I’m working on building a predictive model (not causal) of the onset of diabetes mellitus using electronic medical records from a semi-panel of HMO patients. The dependent variable is blood glucose level. The unit of analysis is the patient visit to a network doctor or hospitalization in a network hospital aggregated to the month-year level. The time frame is from the early 80s to the present. Since my focus is on the onset of the disease, my approach is agnostic and prospective. I would like to derive data-driven answers to questions of co-morbidity, patient health and wellness based on physical measures such as BMI or BP as well as physician and hospital quality as an inherent part of the model output.
To me, addressing these issues with data of this type would require multiple models for full coverage:
1) A survival model to capture censoring and time to disease onset
– Censoring can have multiple causes: diagnosed with diabetes type 1 or 2, lost to followup, death, etc

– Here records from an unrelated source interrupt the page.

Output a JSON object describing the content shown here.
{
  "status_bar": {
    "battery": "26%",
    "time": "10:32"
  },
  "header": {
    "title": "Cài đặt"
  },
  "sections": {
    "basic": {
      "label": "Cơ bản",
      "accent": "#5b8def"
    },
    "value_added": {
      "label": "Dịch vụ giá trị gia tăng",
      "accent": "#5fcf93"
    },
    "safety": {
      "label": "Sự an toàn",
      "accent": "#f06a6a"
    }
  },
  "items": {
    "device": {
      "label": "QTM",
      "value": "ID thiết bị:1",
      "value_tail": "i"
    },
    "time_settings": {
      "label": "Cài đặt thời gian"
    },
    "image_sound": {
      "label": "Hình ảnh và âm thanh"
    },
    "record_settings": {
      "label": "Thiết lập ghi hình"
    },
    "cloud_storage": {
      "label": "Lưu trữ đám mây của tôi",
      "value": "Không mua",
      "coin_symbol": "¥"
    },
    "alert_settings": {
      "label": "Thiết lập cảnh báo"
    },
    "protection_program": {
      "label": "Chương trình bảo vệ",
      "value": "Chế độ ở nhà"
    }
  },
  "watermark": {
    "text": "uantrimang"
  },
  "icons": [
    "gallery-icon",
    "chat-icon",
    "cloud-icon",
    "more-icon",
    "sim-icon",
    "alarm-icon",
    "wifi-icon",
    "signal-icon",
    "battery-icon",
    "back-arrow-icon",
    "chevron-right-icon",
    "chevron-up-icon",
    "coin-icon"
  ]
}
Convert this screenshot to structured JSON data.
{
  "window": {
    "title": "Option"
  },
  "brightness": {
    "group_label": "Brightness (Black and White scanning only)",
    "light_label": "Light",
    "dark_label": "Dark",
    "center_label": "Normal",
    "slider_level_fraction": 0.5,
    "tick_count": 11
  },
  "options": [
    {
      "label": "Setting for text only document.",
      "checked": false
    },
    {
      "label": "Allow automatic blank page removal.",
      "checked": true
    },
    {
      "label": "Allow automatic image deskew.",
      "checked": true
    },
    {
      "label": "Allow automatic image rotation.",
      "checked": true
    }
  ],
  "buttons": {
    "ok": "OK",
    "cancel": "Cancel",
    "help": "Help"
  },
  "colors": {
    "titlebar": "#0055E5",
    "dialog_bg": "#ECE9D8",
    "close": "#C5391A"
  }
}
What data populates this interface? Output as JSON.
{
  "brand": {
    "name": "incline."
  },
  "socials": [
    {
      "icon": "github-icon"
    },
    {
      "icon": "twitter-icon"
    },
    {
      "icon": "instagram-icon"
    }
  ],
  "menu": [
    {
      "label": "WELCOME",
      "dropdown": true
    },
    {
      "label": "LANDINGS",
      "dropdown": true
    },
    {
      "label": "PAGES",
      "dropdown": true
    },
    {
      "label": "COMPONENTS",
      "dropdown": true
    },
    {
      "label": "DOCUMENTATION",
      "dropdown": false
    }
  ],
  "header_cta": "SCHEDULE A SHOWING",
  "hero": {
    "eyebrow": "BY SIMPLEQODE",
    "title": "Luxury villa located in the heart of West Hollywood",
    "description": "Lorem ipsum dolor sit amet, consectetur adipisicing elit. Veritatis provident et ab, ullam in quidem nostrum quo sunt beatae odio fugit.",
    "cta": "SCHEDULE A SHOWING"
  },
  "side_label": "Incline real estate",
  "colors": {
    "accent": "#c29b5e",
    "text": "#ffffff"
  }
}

2) Multiple hierarchical bayesian models for massively categorical variables such as patient, diagnosis, doctor, hospital to capture the differing dependence structures
– Patient within zipcode, community, county, state to capture the social determinants of health
– Patient within a family network, e.g., children, siblings, parents, etc., to reflect familial history of disease
– Patient and diagnoses received — thousands of possible diagnoses which collapse into higher levels
– Patient within HMO doctor and hospital network
– Doctor within specialty — probably 70 or so specialties overall
– Doctor within zipcode, community, county, state
– Hospital within zipcode, community, county, state
3) As available, the impact of programs and interventions designed to promote wellness, mitigate or prevent disease…these could include recommendations regarding exercise, diet, etc.
4) Given the wide time frame, macro-economic indexes to capture the well-known impact of the business cycle on the determinants of medically-related activities
These are preliminary thoughts as I have not yet begun the process of testing the need for specifying all of these hierarchies since I am still in the initial stages of the analysis. Just getting this data lined up and talking together is a significant challenge in and of itself.
My question for you concerns the need for multiple models when the dependence structures overlap and are as messy as in the present case. I’m sure you’re going to advise against such a wide-ranging predictive design, enjoining me to greater research focus and specificity. My preference is to retain an expansive and exploratory stance and not to simplify the in-going hypotheses just for the sake of the modeling. Honestly, I think that there is already too much specificity in the literature which does little or nothing to uncover and identify the broad antecedents of this illness.
What do you think? Am I missing something? Suggestions?
P.S. Is anyone working on hierarchical survival models?
My reply: It does sound kind of appealing to just throw everything into the model and let Stan sort it out. On the other hand, it also seems like the “throw it all in at once” strategy is a recipe for confusion, and it could be hard to interpret the results. So let me give you the generic suggestion that, whatever model you start with, you check it out using fake-data simulation (that is, simulate fake data from the model, then fit the model and check that you can recover the parameters of interest and make good predictions). And I’d suggest starting simple and working up from there. Ultimately I think a more complex model is better and should be more believable, but you might have to work up to it, because of challenges of computation, identification, and understanding of the model.
P.S. Matt Gribble adds:
I wanted to plug some exciting work by Michael Crowther extending generalized gamma regression to have random effects not only on the log-hazards scale (frailty models) but also on the log-relative median survival time scale. The paper’s in press at Statistics in Medicine, and I had nothing to do with it but can’t wait to cite/use it. http://onlinelibrary.wiley.com/doi/10.1002/sim.6191/abstract
Not quite what I plugged (I was basing the plug about survival time random effects on slides I saw of his, not on the actual paper) but I think this ref is still cutting-edge stuff in the theme of hierarchical survival models.